Jae Cobb
Jae Cobb @jaecobb
contributor

How Ableist Workplace Policies Harm Employees With Chronic Illnesses

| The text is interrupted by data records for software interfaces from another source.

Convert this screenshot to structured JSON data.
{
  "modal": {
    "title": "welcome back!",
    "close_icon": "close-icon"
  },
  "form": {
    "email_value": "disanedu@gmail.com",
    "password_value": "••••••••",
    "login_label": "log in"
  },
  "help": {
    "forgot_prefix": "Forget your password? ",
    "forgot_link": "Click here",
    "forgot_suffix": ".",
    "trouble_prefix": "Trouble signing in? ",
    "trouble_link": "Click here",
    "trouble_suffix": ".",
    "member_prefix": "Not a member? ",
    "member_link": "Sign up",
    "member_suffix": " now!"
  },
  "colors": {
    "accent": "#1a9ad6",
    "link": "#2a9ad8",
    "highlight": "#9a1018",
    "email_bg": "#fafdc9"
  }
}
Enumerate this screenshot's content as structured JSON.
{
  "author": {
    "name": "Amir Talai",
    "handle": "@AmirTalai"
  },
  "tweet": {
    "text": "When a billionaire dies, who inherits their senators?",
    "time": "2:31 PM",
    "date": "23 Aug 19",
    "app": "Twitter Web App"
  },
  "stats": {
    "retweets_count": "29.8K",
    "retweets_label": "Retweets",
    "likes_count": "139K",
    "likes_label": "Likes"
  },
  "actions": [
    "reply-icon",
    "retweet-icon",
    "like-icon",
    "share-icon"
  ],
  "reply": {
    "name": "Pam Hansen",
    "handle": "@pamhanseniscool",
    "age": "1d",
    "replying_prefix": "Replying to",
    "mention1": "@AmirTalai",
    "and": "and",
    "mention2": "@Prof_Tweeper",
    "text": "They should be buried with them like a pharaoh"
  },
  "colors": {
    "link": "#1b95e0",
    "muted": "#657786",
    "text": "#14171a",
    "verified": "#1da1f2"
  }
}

People automatically assume that because you are working, you are very healthy and there are no challenges in your life. That is not always the case or situation. Many of us who are chronically ill are still trying to work, in many cases full time, because we don’t have a choice. We need the income and the insurance. However, there are many employers who are not very accommodating to employees who have chronic illnesses. Sure, there are protections in place such as FMLA and ADA accommodations, but those aren’t always easy to enact or you aren’t always eligible for them based on your tenure with the company. And if you don’t have protections in place, there may be an unfair process in place to take time off for appointments, sick days, or even just for operations in general. I have experienced this at a previous place of employment and needless to say, things did not end well at all. When I first took the job, I really hoped that my chronic illnesses would take a vacation, I wouldn’t have any issues, and would be able to accrue leave and do well. But I soon realized that I was not in a positive work environment and that quickly contributed to the flare-up of many of my conditions. I also had to fight many a day to get time off for doctor’s appointments and was questioned without end about why I needed time off for an hour or so for my appointments. And then the unthinkable happened. I had been sick for several days, and nonetheless showed up to work because my employer made it seem like I would have lost my job had I called out. The building I was working in was very old, had known mold and other environmental issues, and despite my complaints about how they affected my health issues, nothing was done. There also was a contractor who worked in the building who had a communicable disease and was around employees and when concerns were voiced from multiple employees, they still did not remove this person, and he continued to work multiple shifts daily, which was a concern to me because of my weak immune system. But because I was new, I couldn’t evoke ADA accommodations or FMLA, so I had to deal with the consequences. Eventually, I got so sick that one night, my heart started racing and I couldn’t stop coughing and I ended up having to call 911 to my home. I was rushed to the hospital and was admitted immediately. I spent a week in the hospital and when I called my employer to tell them I had been admitted the first day they showed concern and the second day they called me to ask “when I was coming back to work?” My mother, who never left my side the entire week, was furious. Here I was, on oxygen and heart monitors, struggling to breathe and survive and all they cared about was when I was coming back to work! I eventually was discharged from the hospital and put on bed rest for another week. When I made it back to work, things were not the same. Any time I wanted off for an appointment, my two weeks off were brought up and I had to write an appeal to the department head for time off. This happened for the next six months. My health continued to decline as well. But my performance never faltered even though I had to take time off for my medical appointments, I would like to point out, even though my employer attempted to make that an issue. Finally, one day, exactly one day before my one-year anniversary, I was terminated. My employer claimed it was because I wasn’t a fit for the job, but I knew it was because of my health issues. Now legally, I knew they couldn’t say that and they knew if they said that they could get sued, but because I live in an “at will” state, they can give any reason to let someone go. For an entire year, I was consistently reminded that I was out from work for two weeks and in the hospital and there was not any understanding. I was always afraid to take time off for fear of termination. My work environment was not made for someone with chronic illnesses. And the sad part is, this is all too common. Many of us have to lie about our conditions, or push through pain and symptoms to keep our jobs, or push off care because of our employers’ policies. Yes, there are federal laws in place to protect us, but employers find loopholes and ways to not abide by them and it makes it hard for those with invisible illnesses and disabilities. I am happy to report that I have an employer now who advocates for me and there are things in place that support me and set me up for success. I still do worry when I take too much time off, but that is my own personal guilt, not guilt from my organization, which makes a world of difference. No employee should have to stress or become filled with anxiety when it comes to calling out sick, or having to ask for alternative work assignments because of their health. It not only dampens morale, but it inhibits productivity. Accommodating employees makes them feel more confident and they want to contribute and be productive and be members of the organization. Employers, look at your policies, be flexible, work with your employees, do what you can to accommodate them. After all, they are what makes your organization go round.